Today, Jeff Hill and I went out for a lunch time ride. We decided to ride Kent Trails, leaving from the new trail head off Butterworth and heading toward Millennium Park. Now we understood that Kent Trails is a multi-use trail. We saw walkers, cyclists, mountain bikers and dog walkers. About two miles down the trail is where the story becomes "interesting". There was a family, mom and two kids about 8 or 10 years old, walking toward us on their left side of the trail. Since we were riding on our right side we were coming face to face with them. So as we approached Jeff and I moved to our left so we could pass by safely. Just as we were side by side with them the little boy turned and ran across the trail. Right in front of me! I had literally no time to stop or even swerve. The right side of my handlebars hit him in the back and knocked him to the ground. I went flying off my bike to the left, landing mostly on my left hip judging from the road rash there.
If our coach Mike Clark was telling this story this is where the cautionary part would come in. "That's why I don't ride on bike trails. You never know what people are going to do." Mike has a point, but that's not the point I'm trying to make here. When I fell I could feel my knee hit the pavement, then my hip, then my shoulder and then my head.
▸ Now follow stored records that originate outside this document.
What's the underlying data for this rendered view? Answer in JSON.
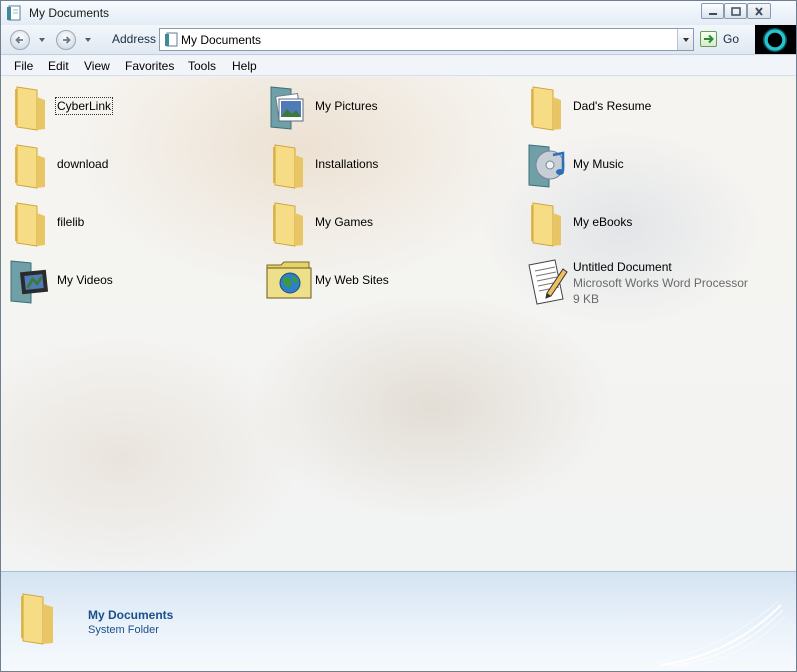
{
  "window": {
    "title": "My Documents",
    "controls": [
      "minimize",
      "maximize",
      "close"
    ]
  },
  "navigation": {
    "address_label": "Address",
    "address_value": "My Documents",
    "go_label": "Go"
  },
  "menu": {
    "items": [
      "File",
      "Edit",
      "View",
      "Favorites",
      "Tools",
      "Help"
    ]
  },
  "content": {
    "items": [
      {
        "label": "CyberLink",
        "icon": "folder-icon",
        "selected": true
      },
      {
        "label": "My Pictures",
        "icon": "pictures-folder-icon"
      },
      {
        "label": "Dad's Resume",
        "icon": "folder-icon"
      },
      {
        "label": "download",
        "icon": "folder-icon"
      },
      {
        "label": "Installations",
        "icon": "folder-icon"
      },
      {
        "label": "My Music",
        "icon": "music-folder-icon"
      },
      {
        "label": "filelib",
        "icon": "folder-icon"
      },
      {
        "label": "My Games",
        "icon": "folder-icon"
      },
      {
        "label": "My eBooks",
        "icon": "folder-icon"
      },
      {
        "label": "My Videos",
        "icon": "videos-folder-icon"
      },
      {
        "label": "My Web Sites",
        "icon": "web-sites-folder-icon"
      },
      {
        "label": "Untitled Document",
        "icon": "document-icon",
        "type": "Microsoft Works Word Processor",
        "size": "9 KB"
      }
    ]
  },
  "details": {
    "name": "My Documents",
    "type": "System Folder"
  },
  "colors": {
    "folder": "#f2d57a",
    "details_text": "#1b4f8a",
    "accent_ring": "#27c4cf"
  }
}
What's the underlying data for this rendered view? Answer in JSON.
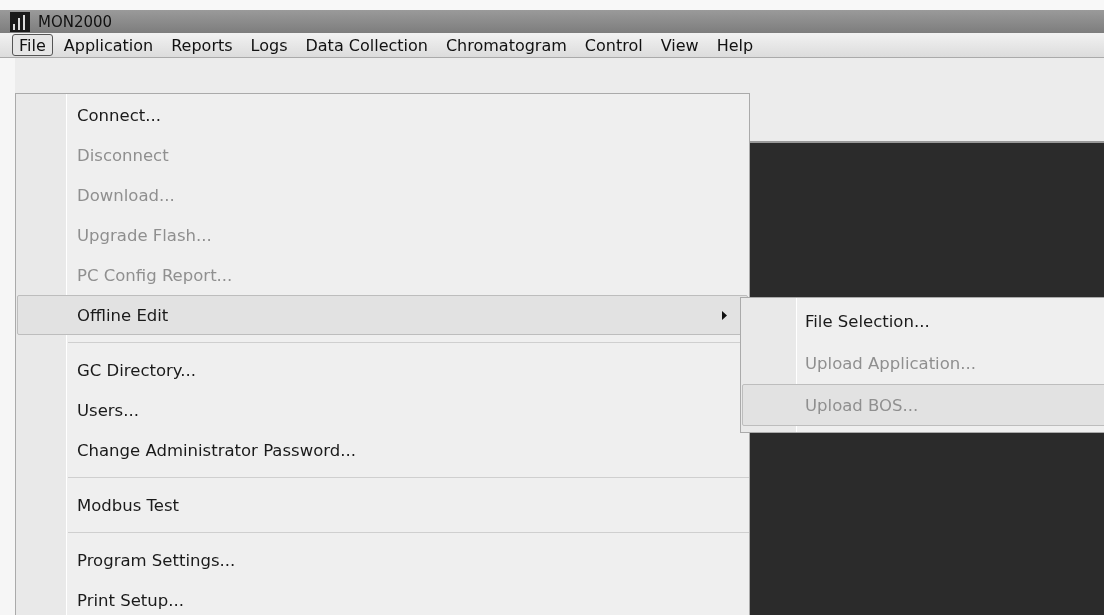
{
  "window": {
    "title": "MON2000"
  },
  "menu_bar": [
    {
      "label": "File",
      "selected": true
    },
    {
      "label": "Application",
      "selected": false
    },
    {
      "label": "Reports",
      "selected": false
    },
    {
      "label": "Logs",
      "selected": false
    },
    {
      "label": "Data Collection",
      "selected": false
    },
    {
      "label": "Chromatogram",
      "selected": false
    },
    {
      "label": "Control",
      "selected": false
    },
    {
      "label": "View",
      "selected": false
    },
    {
      "label": "Help",
      "selected": false
    }
  ],
  "file_menu": [
    {
      "kind": "item",
      "label": "Connect...",
      "disabled": false,
      "selected": false,
      "submenu": false
    },
    {
      "kind": "item",
      "label": "Disconnect",
      "disabled": true,
      "selected": false,
      "submenu": false
    },
    {
      "kind": "item",
      "label": "Download...",
      "disabled": true,
      "selected": false,
      "submenu": false
    },
    {
      "kind": "item",
      "label": "Upgrade Flash...",
      "disabled": true,
      "selected": false,
      "submenu": false
    },
    {
      "kind": "item",
      "label": "PC Config Report...",
      "disabled": true,
      "selected": false,
      "submenu": false
    },
    {
      "kind": "item",
      "label": "Offline Edit",
      "disabled": false,
      "selected": true,
      "submenu": true
    },
    {
      "kind": "separator"
    },
    {
      "kind": "item",
      "label": "GC Directory...",
      "disabled": false,
      "selected": false,
      "submenu": false
    },
    {
      "kind": "item",
      "label": "Users...",
      "disabled": false,
      "selected": false,
      "submenu": false
    },
    {
      "kind": "item",
      "label": "Change Administrator Password...",
      "disabled": false,
      "selected": false,
      "submenu": false
    },
    {
      "kind": "separator"
    },
    {
      "kind": "item",
      "label": "Modbus Test",
      "disabled": false,
      "selected": false,
      "submenu": false
    },
    {
      "kind": "separator"
    },
    {
      "kind": "item",
      "label": "Program Settings...",
      "disabled": false,
      "selected": false,
      "submenu": false
    },
    {
      "kind": "item",
      "label": "Print Setup...",
      "disabled": false,
      "selected": false,
      "submenu": false
    }
  ],
  "offline_edit_submenu": [
    {
      "label": "File Selection...",
      "disabled": false,
      "selected": false
    },
    {
      "label": "Upload Application...",
      "disabled": true,
      "selected": false
    },
    {
      "label": "Upload BOS...",
      "disabled": true,
      "selected": true
    }
  ]
}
Except it wasn't my head that hit the trail - it was my helmet! It was my first experience in a fall where my helmet actually made contact with the ground. I'm here to say that my red Bike helmet kept my noggin safe today and I am grateful. It was a bizarre experience to feel the pavement digging in to my skin as I skidded to a stop, but to have my head beautifully cushioned. I like my head. I'm really glad it's okay.
So the moral of this little tale? Always wear your helmet. Whether you're on the road, riding through the neighborhood, or on a "safe" multi-use trail. I can't say that the helmet saved my life today, but I do know I wouldn't be writing this right now if I hadn't been wearing a helmet.
Ride On. Ride Safe.
P.S. The little boy was fine. Shook up by the experience, but walked away under his own power.